Maltese markets also recovered earlier gains and moved higher with the MSE Equity Total Return Index closing up 0.225 percent at 9,474.727 however on thin volumes as only three equities moved. HSBC Bank Malta Plc led the gains with shares up 0.286 percent at €1.080, followed by Malta International Airport which gained 0.74 percent to €6.85. PG Plc was the only other company to post a change in price and closed down 1.94 percent at €2.02.
Tesla posts second-consecutive quarter profit

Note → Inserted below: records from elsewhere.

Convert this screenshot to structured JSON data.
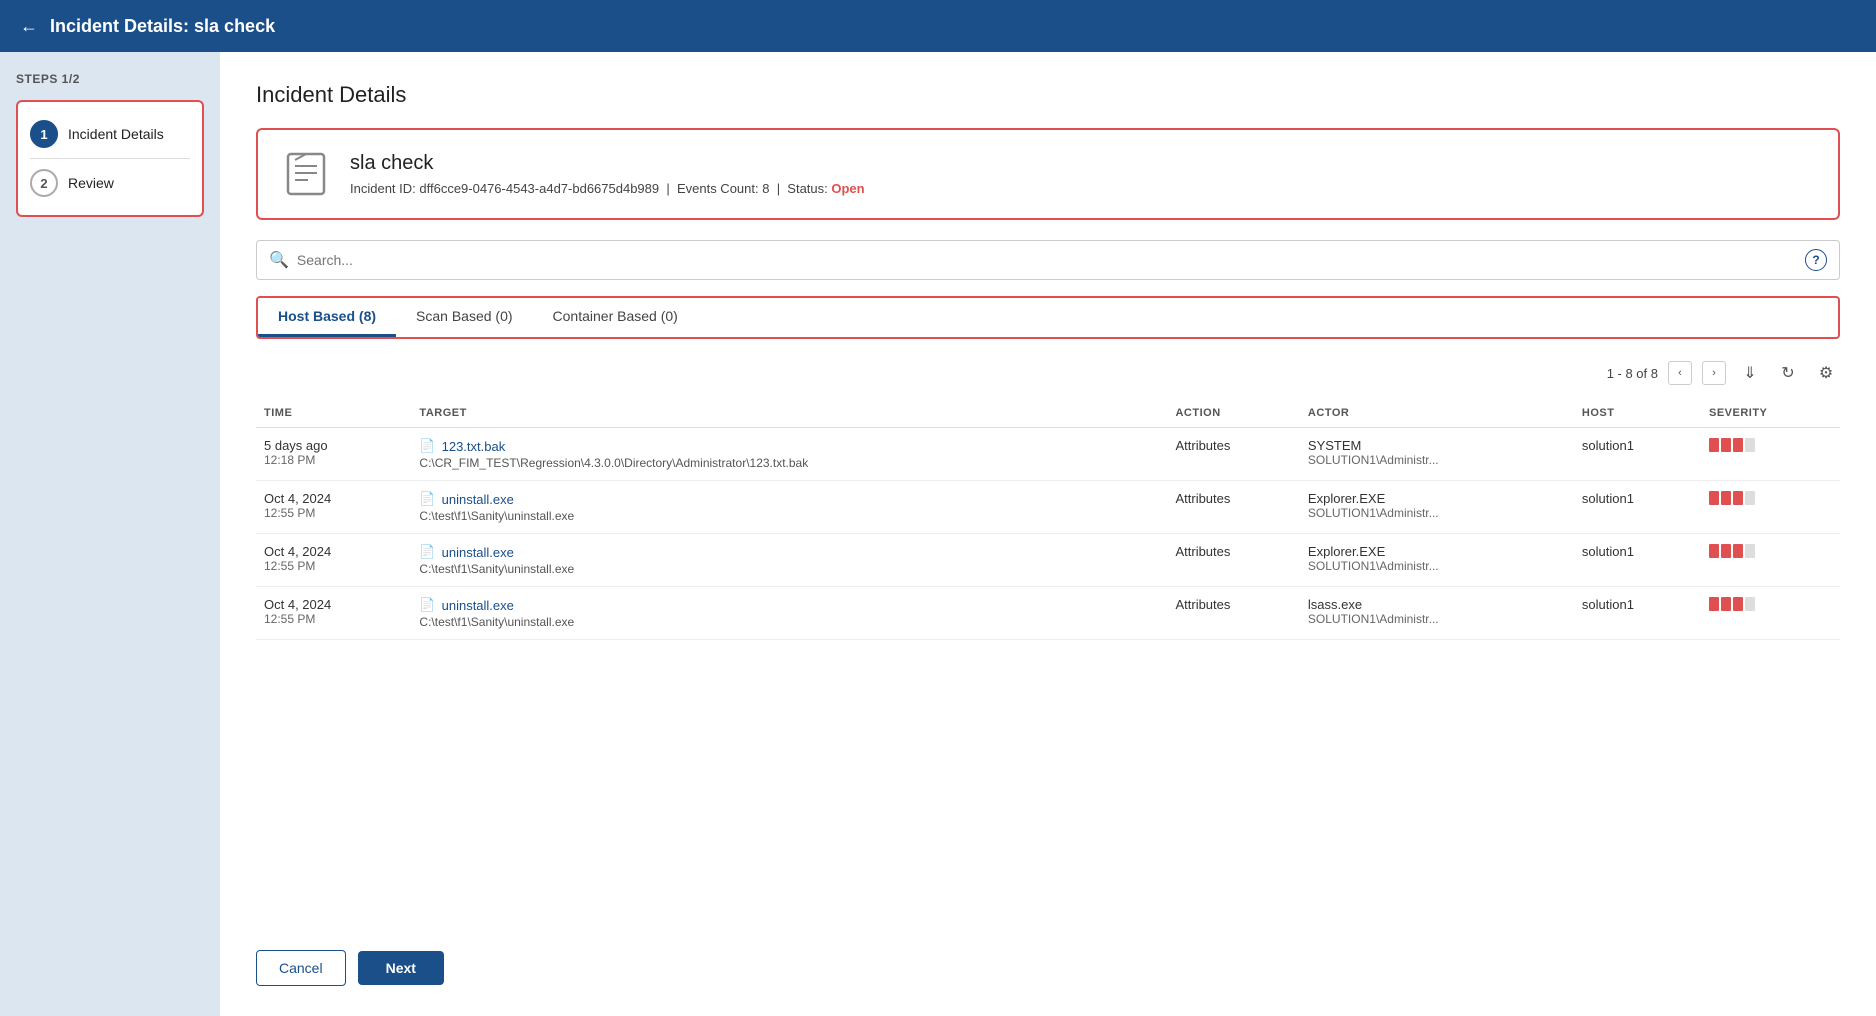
{
  "header": {
    "back_icon": "←",
    "title_prefix": "Incident Details: ",
    "title_name": "sla check"
  },
  "sidebar": {
    "steps_label": "STEPS 1/2",
    "steps": [
      {
        "number": "1",
        "label": "Incident Details",
        "active": true
      },
      {
        "number": "2",
        "label": "Review",
        "active": false
      }
    ]
  },
  "content": {
    "page_title": "Incident Details",
    "incident": {
      "name": "sla check",
      "incident_id_label": "Incident ID: ",
      "incident_id": "dff6cce9-0476-4543-a4d7-bd6675d4b989",
      "events_count_label": "Events Count: ",
      "events_count": "8",
      "status_label": "Status: ",
      "status": "Open"
    },
    "search": {
      "placeholder": "Search...",
      "help": "?"
    },
    "tabs": [
      {
        "label": "Host Based (8)",
        "active": true
      },
      {
        "label": "Scan Based (0)",
        "active": false
      },
      {
        "label": "Container Based (0)",
        "active": false
      }
    ],
    "table_pagination": "1 - 8 of 8",
    "table_columns": [
      "TIME",
      "TARGET",
      "ACTION",
      "ACTOR",
      "HOST",
      "SEVERITY"
    ],
    "table_rows": [
      {
        "time_main": "5 days ago",
        "time_sub": "12:18 PM",
        "file_name": "123.txt.bak",
        "file_path": "C:\\CR_FIM_TEST\\Regression\\4.3.0.0\\Directory\\Administrator\\123.txt.bak",
        "action": "Attributes",
        "actor_main": "SYSTEM",
        "actor_sub": "SOLUTION1\\Administr...",
        "host": "solution1",
        "severity": 3
      },
      {
        "time_main": "Oct 4, 2024",
        "time_sub": "12:55 PM",
        "file_name": "uninstall.exe",
        "file_path": "C:\\test\\f1\\Sanity\\uninstall.exe",
        "action": "Attributes",
        "actor_main": "Explorer.EXE",
        "actor_sub": "SOLUTION1\\Administr...",
        "host": "solution1",
        "severity": 3
      },
      {
        "time_main": "Oct 4, 2024",
        "time_sub": "12:55 PM",
        "file_name": "uninstall.exe",
        "file_path": "C:\\test\\f1\\Sanity\\uninstall.exe",
        "action": "Attributes",
        "actor_main": "Explorer.EXE",
        "actor_sub": "SOLUTION1\\Administr...",
        "host": "solution1",
        "severity": 3
      },
      {
        "time_main": "Oct 4, 2024",
        "time_sub": "12:55 PM",
        "file_name": "uninstall.exe",
        "file_path": "C:\\test\\f1\\Sanity\\uninstall.exe",
        "action": "Attributes",
        "actor_main": "lsass.exe",
        "actor_sub": "SOLUTION1\\Administr...",
        "host": "solution1",
        "severity": 3
      }
    ],
    "footer": {
      "cancel_label": "Cancel",
      "next_label": "Next"
    }
  }
}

Tesla Inc posted its second quarterly profit in a row as vehicle deliveries hit a record and the company said it would comfortably make more than half a million units this year, pushing its shares to new highs. The electric carmaker’s shares, which have nearly doubled in the past year, jumped 13% after hours on Wednesday, cracking the $600 point for the first time.
The delivery forecast, higher by more than a third than last year’s production, suggests Tesla is looking at a steadier chapter after years of steep losses, production troubles and clashes between chief executive Elon Musk and U.S. regulators.
Volvo plans big shareholder payout
Swedish truck maker AB Volvo reported a smaller than expected fall in fourth-quarter earnings in the face of slowing demand and announced plans on Thursday for a payout to shareholders that exceeded market expectations. Volvo proposed raising its ordinary dividend to 5.5 crowns per share from a year-ago 5.0 crowns and said it planned an extra dividend of 7.5 crowns per share, up from the 5.0 crown per share bonus payout last year.
Strong truck sales ahead of the current slump have helped drive cash generation at Volvo in recent years, allowing it to give an extraordinary payout to shareholders a year ago and fuelling analysts’ expectations for more of the same.
This article was issued by Peter Petrov, Trader at Calamatta Cuschieri. For more information visit, www.cc.com.mt. The information, view and opinions provided in this article are being provided solely for educational and informational purposes and should not be construed as investment advice, advice concerning particular investments or investment decisions, or tax or legal advice. Calamatta Cuschieri Investment Services Ltd has not verified and consequently neither warrants the accuracy nor the veracity of any information, views or opinions appearing on this website.